An example of how this could be applied is given by Timothy Hughes in an interesting piece on FOMO. He relates how one of the telemarketers he supervised just crushed it when it came to getting appointments with university decision makers using FOMO.

She would say things like “We are currently meeting with other universities” or “We have a number of review meetings with a number of councils in your area” which implied that if the prospect did not meet as well, the competition would have a leg up.

The prospect could also simply feel weird and left out, and therefore agree to the appointment. Social pressure is a huge part of FOMO and no one is immune.

To further illustrate how fear/FOMO works I real life, here are some more examples:

1st pic

Source: https://sumo.com/stories/email-subject-line-examples

Here is a classic example of FOMO. There is scarcity (only 500) and greed (40% off) in play. Do I fully believe they won’t give the deal to 1000 people? Not really, since it’s a digital product so its no sweat off their back to service more accounts. If I were in the market for the product, it might motivate me to buy just in case, but the believability factor is low.

2nd pic

Source: http://persuasion-and-influence.blogspot.com/2015/02/if-you-arent-totally-clean-you-are.html

The slogan for this ad is “If you aren’t totally clean you are filthy.” It makes me want to vomit. But it also makes me want to scrub my hands clean. And when I go to the store, seeing a bottle of “Just” will certainly attract my attention. If there’s a sale, I might buy it. But, I could also see the brand becoming too strongly associated with the negative imagery, causing some consumers to shun it.

3rd pic

Source: https://conversionxl.com/blog/scarcity-examples/

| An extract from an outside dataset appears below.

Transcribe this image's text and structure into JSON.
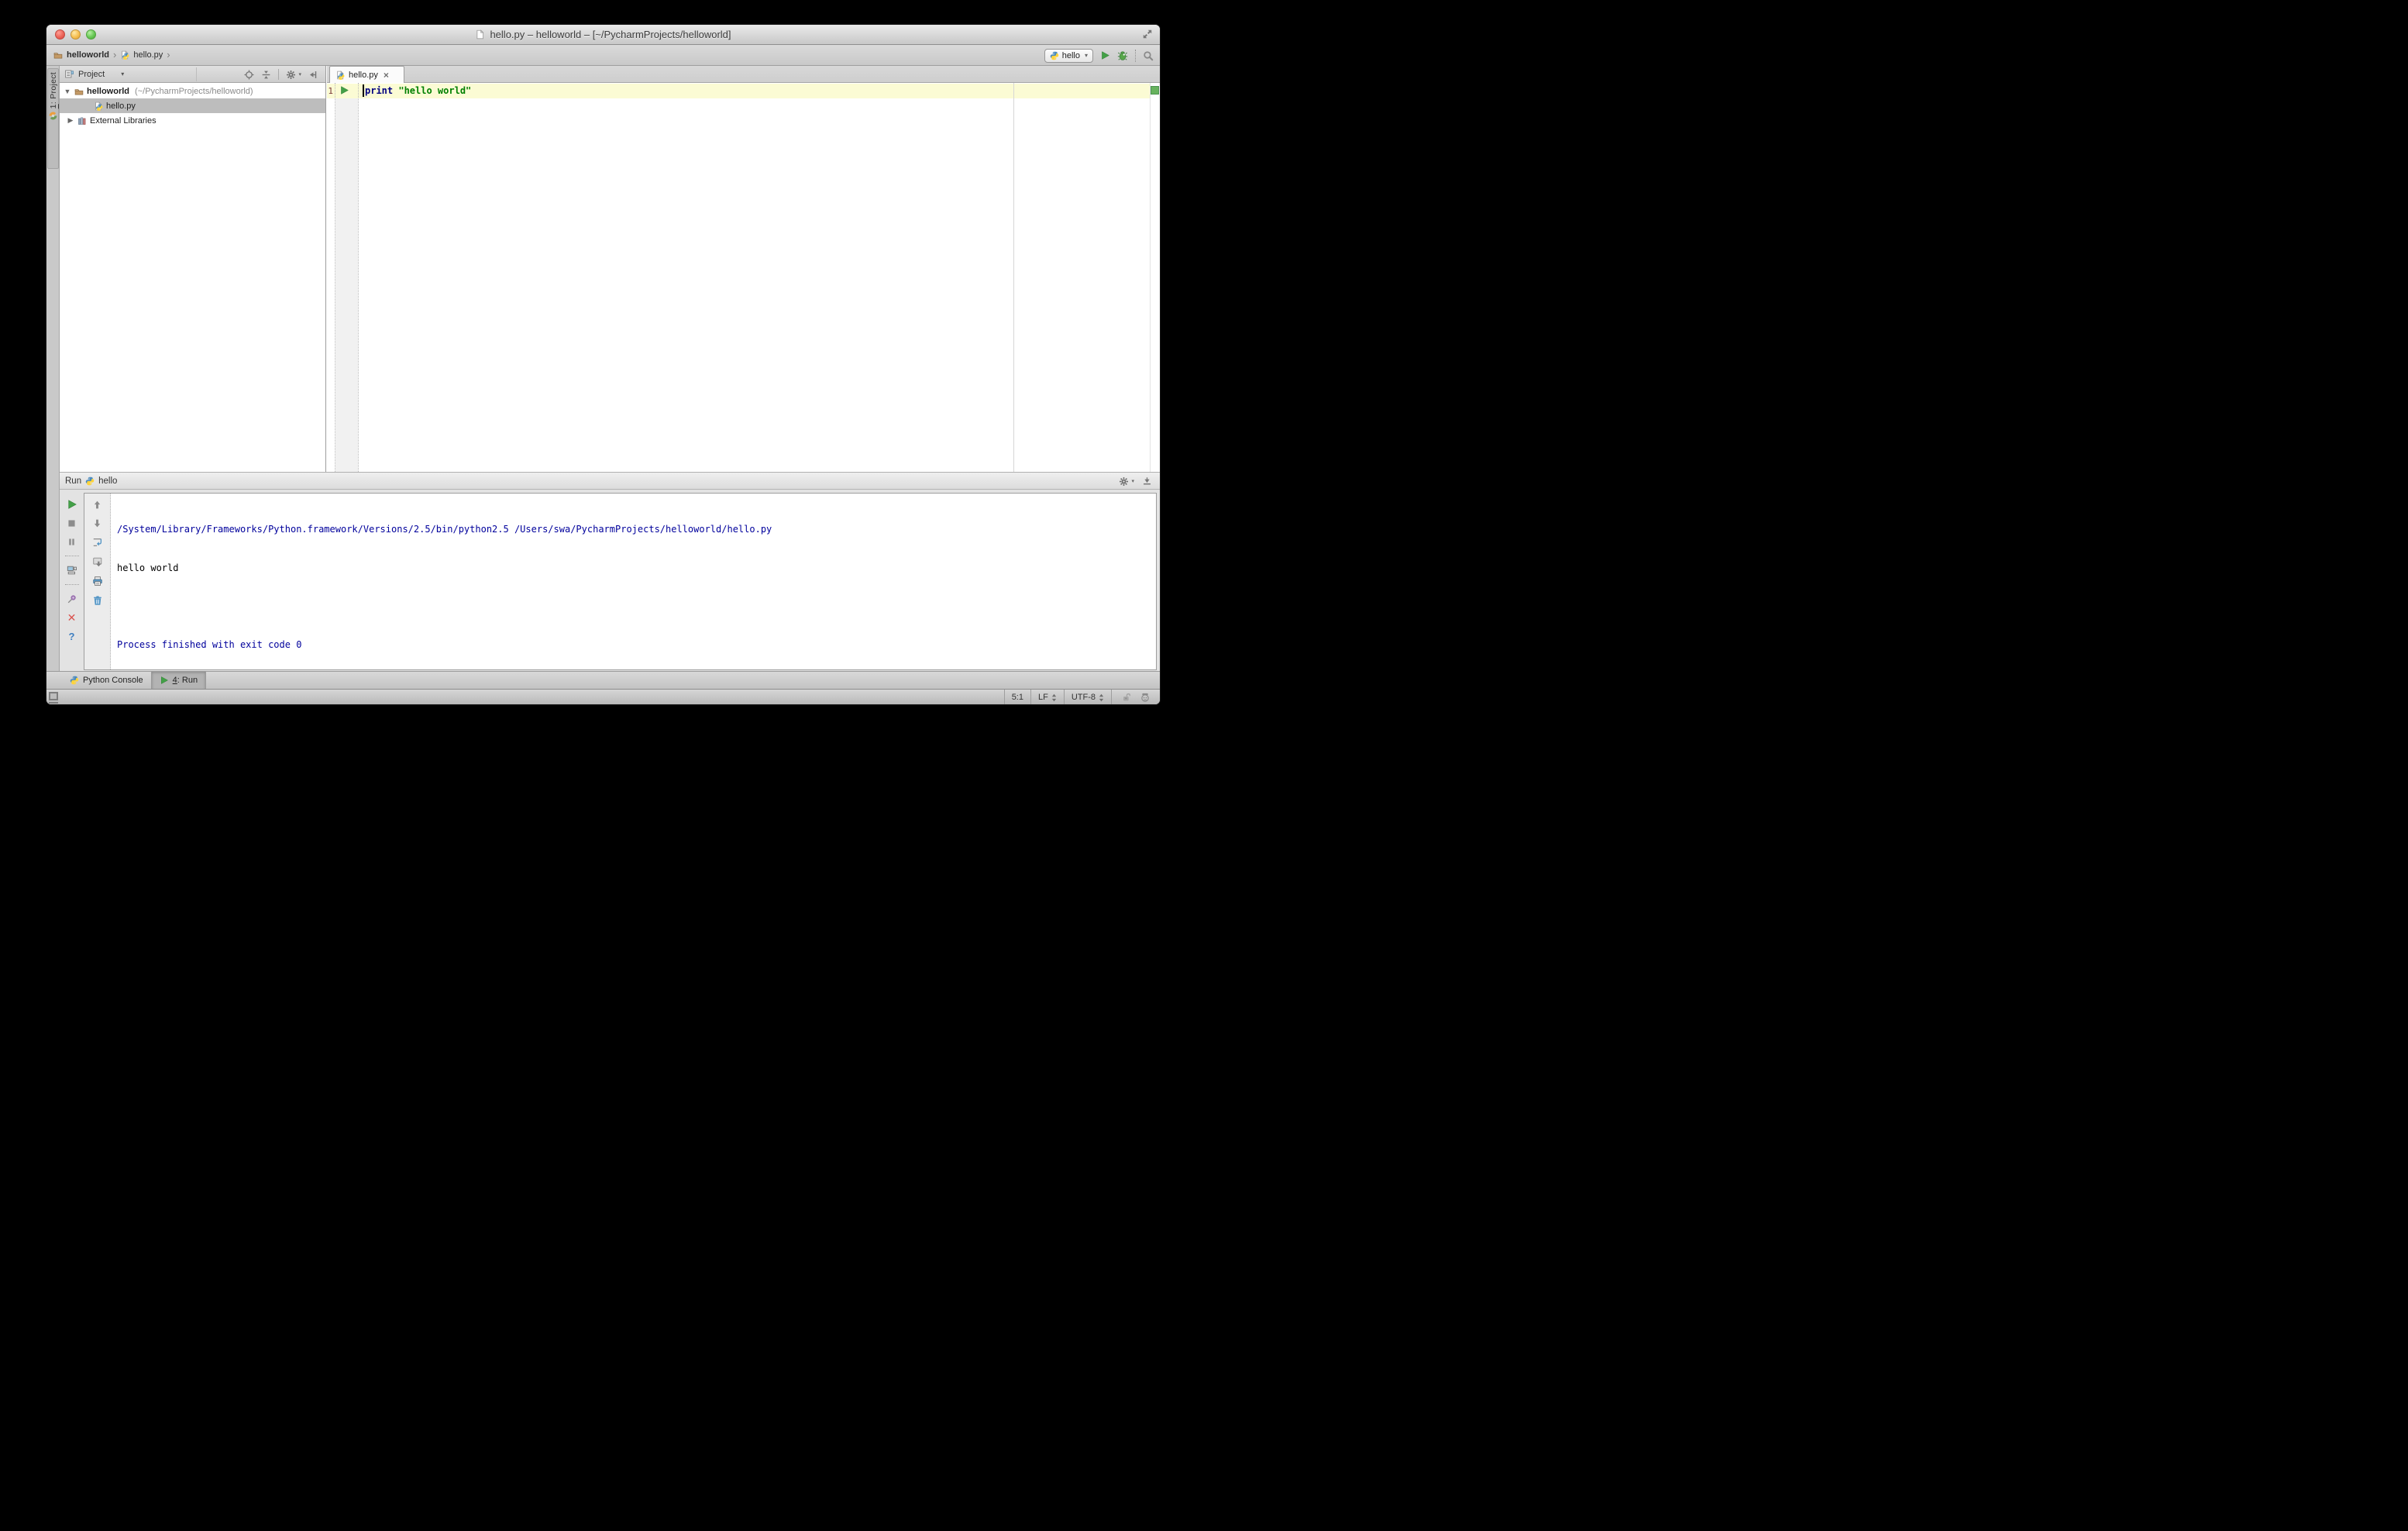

This Booking.com example is my favorite of the three examples. They literally show you that you missed out on a deal, but point out in heart-accelerating RED that there is another deal you can take advantage of – but you’d better hurry because that one is almost sold out too! This ad makes we want to book the damn room right now, and then justify my trip to Ireland somehow. Like whisky tasting.

In summary, fear can cut through a lot of resistance when marketing or selling by directly engaging the emotional brain. If you are holding back on using fear/FOMO because you feel it is manipulative, cut the bullshit. ALL SALES ARE MANIPULATIVE! From the label on a can of beans to the pitch of a B2B software consultant – it’s all designed to get you to spend money! And you don’t have to be an unethical douchebag to use fear/FOMO.

Not convinced? Let me show you. I will give you a FREE FEAR/FOMO ad/message if you contact me. I will tailor it to your business so you can test it out and see for yourself.

Contact me on my cell at 760.815.4464 or shoot me a line at shaun@old.volohaus.com to take advantage of this offer. Or you’ll DIE (just kidding).